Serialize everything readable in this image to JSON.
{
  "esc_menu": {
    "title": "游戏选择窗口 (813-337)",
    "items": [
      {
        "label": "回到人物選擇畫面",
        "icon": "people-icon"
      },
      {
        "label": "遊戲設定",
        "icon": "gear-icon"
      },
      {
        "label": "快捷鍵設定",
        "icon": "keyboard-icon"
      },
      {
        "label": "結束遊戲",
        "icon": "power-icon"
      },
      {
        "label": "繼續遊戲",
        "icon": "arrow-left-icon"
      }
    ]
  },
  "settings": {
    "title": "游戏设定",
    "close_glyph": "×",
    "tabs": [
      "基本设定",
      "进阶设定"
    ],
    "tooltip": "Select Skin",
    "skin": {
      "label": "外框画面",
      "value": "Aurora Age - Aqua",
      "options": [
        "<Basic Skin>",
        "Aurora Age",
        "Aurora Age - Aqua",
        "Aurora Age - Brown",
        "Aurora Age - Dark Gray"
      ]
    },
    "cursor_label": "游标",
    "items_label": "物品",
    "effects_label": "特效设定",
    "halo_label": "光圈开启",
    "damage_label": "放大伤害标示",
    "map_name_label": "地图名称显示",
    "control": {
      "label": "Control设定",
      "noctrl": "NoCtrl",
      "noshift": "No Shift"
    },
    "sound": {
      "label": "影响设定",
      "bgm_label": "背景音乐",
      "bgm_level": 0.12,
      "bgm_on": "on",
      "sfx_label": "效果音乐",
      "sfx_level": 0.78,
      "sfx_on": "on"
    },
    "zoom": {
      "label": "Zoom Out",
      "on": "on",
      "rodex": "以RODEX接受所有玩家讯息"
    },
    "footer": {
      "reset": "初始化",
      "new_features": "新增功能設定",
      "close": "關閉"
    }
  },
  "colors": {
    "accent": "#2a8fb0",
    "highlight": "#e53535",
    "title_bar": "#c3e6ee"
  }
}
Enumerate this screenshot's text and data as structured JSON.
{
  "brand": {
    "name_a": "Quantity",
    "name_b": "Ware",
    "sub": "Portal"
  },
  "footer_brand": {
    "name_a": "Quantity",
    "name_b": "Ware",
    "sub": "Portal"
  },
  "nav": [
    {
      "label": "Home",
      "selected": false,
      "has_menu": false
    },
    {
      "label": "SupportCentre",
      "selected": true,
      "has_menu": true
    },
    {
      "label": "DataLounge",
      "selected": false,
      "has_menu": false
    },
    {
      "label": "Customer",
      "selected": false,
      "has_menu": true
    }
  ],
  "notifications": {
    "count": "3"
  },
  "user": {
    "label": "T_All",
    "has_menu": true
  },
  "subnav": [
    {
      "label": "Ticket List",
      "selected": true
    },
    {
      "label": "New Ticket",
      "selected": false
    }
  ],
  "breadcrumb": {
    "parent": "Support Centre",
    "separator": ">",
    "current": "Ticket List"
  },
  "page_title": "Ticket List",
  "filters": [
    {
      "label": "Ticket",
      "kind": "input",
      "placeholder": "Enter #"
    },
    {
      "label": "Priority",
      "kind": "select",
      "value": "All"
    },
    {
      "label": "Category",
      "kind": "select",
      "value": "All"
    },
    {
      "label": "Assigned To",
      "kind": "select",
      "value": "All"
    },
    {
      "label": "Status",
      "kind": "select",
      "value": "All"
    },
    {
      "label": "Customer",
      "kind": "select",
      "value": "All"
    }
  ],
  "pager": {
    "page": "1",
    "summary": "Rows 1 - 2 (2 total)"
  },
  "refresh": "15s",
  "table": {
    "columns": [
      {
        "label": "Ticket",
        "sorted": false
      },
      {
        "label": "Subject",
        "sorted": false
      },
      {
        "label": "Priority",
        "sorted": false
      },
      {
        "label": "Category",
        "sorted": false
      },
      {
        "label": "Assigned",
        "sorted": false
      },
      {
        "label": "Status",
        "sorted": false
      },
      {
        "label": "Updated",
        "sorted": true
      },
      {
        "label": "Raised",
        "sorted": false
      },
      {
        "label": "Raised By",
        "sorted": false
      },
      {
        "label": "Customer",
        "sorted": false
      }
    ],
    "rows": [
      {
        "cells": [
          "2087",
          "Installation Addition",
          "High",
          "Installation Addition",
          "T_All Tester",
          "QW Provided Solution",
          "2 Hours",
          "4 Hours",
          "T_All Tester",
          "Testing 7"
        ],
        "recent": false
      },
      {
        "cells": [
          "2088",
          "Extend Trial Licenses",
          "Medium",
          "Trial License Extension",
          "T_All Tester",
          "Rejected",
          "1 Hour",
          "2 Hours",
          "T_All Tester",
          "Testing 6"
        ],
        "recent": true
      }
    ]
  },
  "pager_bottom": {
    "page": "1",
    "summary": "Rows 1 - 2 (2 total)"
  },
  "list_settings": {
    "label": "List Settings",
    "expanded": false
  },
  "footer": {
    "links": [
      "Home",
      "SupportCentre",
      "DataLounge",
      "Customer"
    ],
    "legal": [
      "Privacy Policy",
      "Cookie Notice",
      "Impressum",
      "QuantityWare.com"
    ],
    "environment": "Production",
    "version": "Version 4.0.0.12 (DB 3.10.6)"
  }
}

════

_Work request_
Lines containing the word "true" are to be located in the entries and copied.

_Answer to this problem_
      "selected": true,
      "has_menu": true
      "has_menu": true
    "has_menu": true
      "selected": true
        "sorted": true
        "recent": true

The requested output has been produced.